Shwegugyi, means Great Golden Cave, built by Alaungsithu in 1311. It is also notable for its fine stucco carvings and for the stone slabs in the inner wall that tell its history, including the fact that its construction took seven and a half months.
Manuha was named after the Mon King from Thaton, who was held captive in Bagan by Anawrahata. Legend says that Manuha was allowed to build this temple in 1059, and that he constructed it to represent his displeasure at captivity. Inside the temple, three seated Buddhas face the front of the building, and in the back there’s a huge reclining Buddha. All seem too large for their enclosures, and their cramped, uncomfortable positions are said to represent the stress and lack of comfort the captive king had to endure.
Sulamani Temple, known as Small Ruby Temple stands beyond Dhammayangyi Temple, built by King Narapatisithu (1174-1211). The temple features two storeys standing on broad terraces assembled to create a pyramid effect. On the ground floor, a vaulted corridor runs around the central pile of solid brickworks. Buddha images are seated there facing each of the cardinal points. The inner walls were once decorated with paintings but except for a few patches of ink painting, no trace of great artistic value remains after years of abandonment. The brickwork throughout is considered some of the best in Bagan
Gadawtpalin is the temple from the later period of the Bagan realm. Built by Narapatisithu and finished under Nadaungmya (1211-34). It was severely damaged during the earthquake of 1975, but was reconstructed in early 1980s. The temple is similar to the Thatbyinnyu cube shape, with Buddha images on the four sides of the ground floor, with several refinements.
Bu Pagoda (a gourd shape pagoda), cylindrical Pyu-style stupa is situated right on the bank of the Ayeyarwaddy River. It is said to be the oldest temple in Bagan and was destroyed when it tumbled into the river in the 1975 earthquake, but has since been totally rebuilt. Bu Paya is one of sunset-viewing spot in Bagan.

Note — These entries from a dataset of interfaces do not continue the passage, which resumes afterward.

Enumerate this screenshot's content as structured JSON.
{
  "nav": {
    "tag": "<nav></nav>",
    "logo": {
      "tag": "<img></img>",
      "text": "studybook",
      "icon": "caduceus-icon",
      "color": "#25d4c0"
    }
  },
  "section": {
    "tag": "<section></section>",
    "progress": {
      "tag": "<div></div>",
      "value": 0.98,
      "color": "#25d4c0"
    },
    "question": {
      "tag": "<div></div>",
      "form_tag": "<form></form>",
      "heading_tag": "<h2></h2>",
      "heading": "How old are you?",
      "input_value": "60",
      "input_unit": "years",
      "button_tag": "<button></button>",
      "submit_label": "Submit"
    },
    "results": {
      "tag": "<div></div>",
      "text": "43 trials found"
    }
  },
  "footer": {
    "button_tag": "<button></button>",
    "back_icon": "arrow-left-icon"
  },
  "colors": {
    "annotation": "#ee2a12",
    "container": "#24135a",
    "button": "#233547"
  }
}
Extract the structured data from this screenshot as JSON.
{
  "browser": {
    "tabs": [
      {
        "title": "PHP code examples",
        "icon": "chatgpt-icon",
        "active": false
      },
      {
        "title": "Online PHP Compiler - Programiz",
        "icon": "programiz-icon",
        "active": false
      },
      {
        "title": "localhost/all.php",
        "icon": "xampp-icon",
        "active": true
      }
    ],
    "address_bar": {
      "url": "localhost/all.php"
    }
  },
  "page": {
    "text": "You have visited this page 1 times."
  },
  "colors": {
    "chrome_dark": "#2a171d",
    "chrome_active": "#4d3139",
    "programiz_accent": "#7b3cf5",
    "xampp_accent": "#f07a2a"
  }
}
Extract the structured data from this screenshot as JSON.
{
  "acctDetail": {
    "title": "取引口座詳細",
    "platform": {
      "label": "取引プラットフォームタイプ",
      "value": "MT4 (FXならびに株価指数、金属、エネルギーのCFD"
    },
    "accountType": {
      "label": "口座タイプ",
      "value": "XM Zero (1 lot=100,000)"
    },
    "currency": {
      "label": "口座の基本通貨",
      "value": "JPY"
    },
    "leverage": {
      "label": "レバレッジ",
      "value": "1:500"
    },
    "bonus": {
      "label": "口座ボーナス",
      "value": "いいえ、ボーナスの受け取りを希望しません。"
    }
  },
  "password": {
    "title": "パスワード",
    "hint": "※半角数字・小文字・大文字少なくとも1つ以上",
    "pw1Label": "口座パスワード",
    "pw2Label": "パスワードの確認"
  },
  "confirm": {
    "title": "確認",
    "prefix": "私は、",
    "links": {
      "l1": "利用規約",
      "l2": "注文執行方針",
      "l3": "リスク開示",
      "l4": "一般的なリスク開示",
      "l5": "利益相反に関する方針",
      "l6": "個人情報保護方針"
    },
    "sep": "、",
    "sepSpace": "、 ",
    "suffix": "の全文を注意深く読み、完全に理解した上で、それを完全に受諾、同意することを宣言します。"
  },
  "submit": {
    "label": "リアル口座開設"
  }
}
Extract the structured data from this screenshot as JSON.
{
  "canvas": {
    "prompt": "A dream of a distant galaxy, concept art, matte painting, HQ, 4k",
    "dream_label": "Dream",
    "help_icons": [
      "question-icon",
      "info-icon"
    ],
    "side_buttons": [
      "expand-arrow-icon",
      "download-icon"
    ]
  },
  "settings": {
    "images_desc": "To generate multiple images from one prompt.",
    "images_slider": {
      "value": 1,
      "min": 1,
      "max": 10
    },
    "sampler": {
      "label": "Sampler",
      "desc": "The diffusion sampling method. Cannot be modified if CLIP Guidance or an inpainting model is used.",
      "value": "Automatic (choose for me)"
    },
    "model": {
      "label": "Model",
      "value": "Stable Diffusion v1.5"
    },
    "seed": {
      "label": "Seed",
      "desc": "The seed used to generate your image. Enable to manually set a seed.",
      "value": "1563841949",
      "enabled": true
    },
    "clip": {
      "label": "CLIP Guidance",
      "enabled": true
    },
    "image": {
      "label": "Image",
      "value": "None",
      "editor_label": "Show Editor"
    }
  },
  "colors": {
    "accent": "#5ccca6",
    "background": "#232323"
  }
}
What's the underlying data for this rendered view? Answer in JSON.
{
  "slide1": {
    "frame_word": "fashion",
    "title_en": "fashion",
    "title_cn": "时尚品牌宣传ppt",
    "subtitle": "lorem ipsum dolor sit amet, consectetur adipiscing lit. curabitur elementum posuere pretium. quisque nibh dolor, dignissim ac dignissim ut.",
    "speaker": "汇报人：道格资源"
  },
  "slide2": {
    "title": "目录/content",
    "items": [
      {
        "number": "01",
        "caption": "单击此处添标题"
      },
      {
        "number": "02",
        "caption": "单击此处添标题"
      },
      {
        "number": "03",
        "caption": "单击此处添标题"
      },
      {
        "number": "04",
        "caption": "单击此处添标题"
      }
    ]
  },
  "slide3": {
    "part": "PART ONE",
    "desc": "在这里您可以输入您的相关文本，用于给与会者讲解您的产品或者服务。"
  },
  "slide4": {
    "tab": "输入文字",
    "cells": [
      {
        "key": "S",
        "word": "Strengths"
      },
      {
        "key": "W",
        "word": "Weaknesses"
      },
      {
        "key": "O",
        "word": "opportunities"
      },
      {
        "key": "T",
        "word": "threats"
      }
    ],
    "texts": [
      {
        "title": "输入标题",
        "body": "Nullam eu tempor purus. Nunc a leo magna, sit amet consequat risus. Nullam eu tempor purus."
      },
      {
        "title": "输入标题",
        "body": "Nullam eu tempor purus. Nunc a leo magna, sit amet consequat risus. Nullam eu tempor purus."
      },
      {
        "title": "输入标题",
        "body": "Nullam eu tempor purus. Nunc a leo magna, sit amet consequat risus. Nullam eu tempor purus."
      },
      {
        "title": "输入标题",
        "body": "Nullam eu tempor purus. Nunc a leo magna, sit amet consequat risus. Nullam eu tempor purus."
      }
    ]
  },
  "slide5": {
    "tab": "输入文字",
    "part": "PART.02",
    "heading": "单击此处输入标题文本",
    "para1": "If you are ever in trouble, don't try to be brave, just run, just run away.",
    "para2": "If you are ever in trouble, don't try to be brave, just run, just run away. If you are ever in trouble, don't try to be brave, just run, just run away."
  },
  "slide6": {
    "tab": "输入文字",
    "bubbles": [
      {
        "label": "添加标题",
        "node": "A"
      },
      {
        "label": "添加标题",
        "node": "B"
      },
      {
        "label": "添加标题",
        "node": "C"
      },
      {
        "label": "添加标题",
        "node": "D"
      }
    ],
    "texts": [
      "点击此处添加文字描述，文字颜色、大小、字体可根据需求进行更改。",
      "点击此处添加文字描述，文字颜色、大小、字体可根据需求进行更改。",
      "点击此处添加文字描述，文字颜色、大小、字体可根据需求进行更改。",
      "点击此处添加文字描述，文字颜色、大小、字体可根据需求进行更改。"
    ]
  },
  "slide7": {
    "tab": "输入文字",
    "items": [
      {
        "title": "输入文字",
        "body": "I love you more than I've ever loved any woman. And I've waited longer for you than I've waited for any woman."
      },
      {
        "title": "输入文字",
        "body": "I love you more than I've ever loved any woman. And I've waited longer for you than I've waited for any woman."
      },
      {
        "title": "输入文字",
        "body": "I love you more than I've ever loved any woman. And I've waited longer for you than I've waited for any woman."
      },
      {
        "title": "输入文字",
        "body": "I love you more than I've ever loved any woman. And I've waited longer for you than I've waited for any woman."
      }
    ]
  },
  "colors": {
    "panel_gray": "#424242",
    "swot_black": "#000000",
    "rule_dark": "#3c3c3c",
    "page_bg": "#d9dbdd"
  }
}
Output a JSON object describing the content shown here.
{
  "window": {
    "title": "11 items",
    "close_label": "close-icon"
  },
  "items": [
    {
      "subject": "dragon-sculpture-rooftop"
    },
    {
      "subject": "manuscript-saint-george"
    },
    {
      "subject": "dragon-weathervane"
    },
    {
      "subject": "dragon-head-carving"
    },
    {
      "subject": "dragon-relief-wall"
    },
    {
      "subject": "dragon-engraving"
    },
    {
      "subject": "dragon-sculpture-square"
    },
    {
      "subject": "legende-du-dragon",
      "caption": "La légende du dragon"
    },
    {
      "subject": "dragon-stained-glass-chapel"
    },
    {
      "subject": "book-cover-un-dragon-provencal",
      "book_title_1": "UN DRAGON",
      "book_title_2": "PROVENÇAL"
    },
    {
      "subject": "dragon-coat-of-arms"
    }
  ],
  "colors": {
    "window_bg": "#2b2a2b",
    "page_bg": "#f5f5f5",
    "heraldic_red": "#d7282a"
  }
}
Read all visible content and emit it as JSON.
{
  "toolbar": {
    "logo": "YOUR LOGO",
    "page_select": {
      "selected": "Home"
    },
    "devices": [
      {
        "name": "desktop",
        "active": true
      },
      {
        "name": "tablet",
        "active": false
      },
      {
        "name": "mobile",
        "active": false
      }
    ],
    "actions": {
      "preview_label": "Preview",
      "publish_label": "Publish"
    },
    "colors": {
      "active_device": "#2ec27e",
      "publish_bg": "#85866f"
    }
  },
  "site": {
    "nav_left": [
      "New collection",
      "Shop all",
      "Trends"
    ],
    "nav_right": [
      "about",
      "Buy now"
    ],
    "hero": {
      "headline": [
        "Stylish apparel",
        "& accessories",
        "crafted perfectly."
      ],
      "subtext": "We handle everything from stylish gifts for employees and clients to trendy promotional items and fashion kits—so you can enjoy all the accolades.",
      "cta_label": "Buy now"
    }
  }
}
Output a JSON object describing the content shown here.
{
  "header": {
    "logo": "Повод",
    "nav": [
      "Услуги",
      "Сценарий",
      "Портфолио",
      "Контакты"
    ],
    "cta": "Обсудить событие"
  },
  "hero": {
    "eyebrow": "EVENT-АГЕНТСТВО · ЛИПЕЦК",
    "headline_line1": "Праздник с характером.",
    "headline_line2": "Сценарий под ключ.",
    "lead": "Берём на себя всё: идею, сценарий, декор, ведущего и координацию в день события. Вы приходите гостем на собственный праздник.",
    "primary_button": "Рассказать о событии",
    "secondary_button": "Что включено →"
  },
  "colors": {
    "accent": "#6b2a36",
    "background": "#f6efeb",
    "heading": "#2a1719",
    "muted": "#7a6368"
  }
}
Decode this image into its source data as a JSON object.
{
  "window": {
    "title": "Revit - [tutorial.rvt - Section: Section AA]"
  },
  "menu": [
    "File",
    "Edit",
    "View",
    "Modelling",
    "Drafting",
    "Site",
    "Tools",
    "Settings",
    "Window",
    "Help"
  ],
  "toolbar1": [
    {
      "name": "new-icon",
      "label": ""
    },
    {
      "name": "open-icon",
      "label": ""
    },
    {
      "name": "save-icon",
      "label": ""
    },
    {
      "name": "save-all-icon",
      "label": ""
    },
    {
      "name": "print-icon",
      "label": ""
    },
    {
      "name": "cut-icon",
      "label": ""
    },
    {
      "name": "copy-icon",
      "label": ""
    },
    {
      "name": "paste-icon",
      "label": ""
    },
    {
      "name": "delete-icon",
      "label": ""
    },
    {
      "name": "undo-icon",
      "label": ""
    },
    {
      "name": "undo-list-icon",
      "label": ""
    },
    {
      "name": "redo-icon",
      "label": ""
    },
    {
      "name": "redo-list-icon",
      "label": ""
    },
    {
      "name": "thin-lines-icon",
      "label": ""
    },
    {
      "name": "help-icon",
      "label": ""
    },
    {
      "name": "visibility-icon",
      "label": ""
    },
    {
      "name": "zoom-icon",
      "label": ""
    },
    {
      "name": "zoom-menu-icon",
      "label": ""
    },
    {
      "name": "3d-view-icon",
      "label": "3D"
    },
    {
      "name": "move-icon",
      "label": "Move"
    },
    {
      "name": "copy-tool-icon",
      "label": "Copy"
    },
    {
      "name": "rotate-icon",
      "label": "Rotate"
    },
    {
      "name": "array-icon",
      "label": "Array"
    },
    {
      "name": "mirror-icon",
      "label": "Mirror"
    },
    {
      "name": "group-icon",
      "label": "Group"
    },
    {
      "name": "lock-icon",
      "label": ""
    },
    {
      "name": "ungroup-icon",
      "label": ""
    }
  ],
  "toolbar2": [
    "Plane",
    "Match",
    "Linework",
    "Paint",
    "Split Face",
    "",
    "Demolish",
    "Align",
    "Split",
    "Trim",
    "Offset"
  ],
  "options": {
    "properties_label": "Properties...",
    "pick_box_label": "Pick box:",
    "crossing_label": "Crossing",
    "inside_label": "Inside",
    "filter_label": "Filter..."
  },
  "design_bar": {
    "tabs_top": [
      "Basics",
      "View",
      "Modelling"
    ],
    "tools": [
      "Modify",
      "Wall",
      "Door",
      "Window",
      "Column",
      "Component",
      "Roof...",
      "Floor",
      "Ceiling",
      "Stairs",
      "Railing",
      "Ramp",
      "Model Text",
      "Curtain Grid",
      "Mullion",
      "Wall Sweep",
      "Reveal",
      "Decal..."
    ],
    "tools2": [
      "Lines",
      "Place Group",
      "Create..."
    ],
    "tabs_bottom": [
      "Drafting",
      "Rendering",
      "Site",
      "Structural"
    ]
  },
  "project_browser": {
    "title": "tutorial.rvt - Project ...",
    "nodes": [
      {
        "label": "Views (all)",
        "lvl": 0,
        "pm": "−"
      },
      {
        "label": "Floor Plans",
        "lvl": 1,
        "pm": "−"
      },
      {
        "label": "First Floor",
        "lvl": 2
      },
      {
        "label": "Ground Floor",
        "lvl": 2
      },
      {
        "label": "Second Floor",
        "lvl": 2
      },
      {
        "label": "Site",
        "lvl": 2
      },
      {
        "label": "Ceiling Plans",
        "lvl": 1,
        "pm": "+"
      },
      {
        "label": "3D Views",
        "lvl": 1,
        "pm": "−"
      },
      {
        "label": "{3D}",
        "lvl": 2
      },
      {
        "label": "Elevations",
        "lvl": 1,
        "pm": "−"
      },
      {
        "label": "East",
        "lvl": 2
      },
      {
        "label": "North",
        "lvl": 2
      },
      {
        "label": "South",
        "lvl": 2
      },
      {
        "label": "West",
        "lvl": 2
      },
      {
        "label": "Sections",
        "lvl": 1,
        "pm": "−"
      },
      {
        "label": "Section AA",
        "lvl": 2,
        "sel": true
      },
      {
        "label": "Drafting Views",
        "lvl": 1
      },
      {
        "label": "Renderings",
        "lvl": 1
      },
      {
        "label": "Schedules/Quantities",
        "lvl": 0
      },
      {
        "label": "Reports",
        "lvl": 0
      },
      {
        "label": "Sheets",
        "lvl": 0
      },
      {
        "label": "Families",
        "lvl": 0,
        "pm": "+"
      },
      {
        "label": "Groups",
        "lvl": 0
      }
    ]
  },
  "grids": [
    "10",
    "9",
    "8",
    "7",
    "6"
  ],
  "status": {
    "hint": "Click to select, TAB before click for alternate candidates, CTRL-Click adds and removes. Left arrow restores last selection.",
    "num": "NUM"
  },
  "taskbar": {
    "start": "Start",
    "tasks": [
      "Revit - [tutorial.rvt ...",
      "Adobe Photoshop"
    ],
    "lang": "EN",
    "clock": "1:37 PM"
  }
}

Shwesandaw Pagoda is a graceful circular stupa, built by King Anawrahta after his conquest of Thaton in 1057. The pagoda bell rises from two octagonal bases, which top the five square terraces. The upper terrace of Shwesandaw Pagoda is one of the best places to enjoy sunset amongst the ruins of ancient temples and pagodas across a vast and plain land.
The Bagan Archaeological Museum is situated within old Bagan city to the South West closed to the Gadotpalin Pagoda not only grand in a imposing but also adorned inside and outside with Myanmar decorated art. It makes an interesting introduction before start exploring the actual sites. The central gallery contains a large number of religious images and other fine works found in temples around Bagan, including arts and crafts, stone inscriptions, painting depicted the social life, Military matters and weapon model of Bagan period in the respective displayed rooms, paintings of Pagodas, Buddha Images with different posture of Mudra made of gold, silver, bronze, stone, wood etc. There is also a small exhibit on the 1975 earthquake. Actually, these entire exhibit displayed in Bagan Archaeological Museum are witnessing high great the Myanmar culture standard work.
It is a small town about 15 km south of Bagan, down the Ayeyarwaddy River. U Pone Nya Museum, formerly the Yoke Sone Monastery, exhibits antique lacquer-wares, wooden relieves and a large standing gilded Buddha image. The figures carved outside the front of the building are worth seeing. Yoke Sone Monastery, which is the oldest existing monastery built entirely with teak wood. It has 154 teak posts and decorated with beautiful wood-carvings. Man Paya, a largest Lac Buddha image, 6 meter high, dated from the 13th century is the famous in Sale. Along the route return to Bagan through Chauk, where it will see old Burma Oil installations ('nodding donkeys') along the banks of the Ayeyarwaddy River.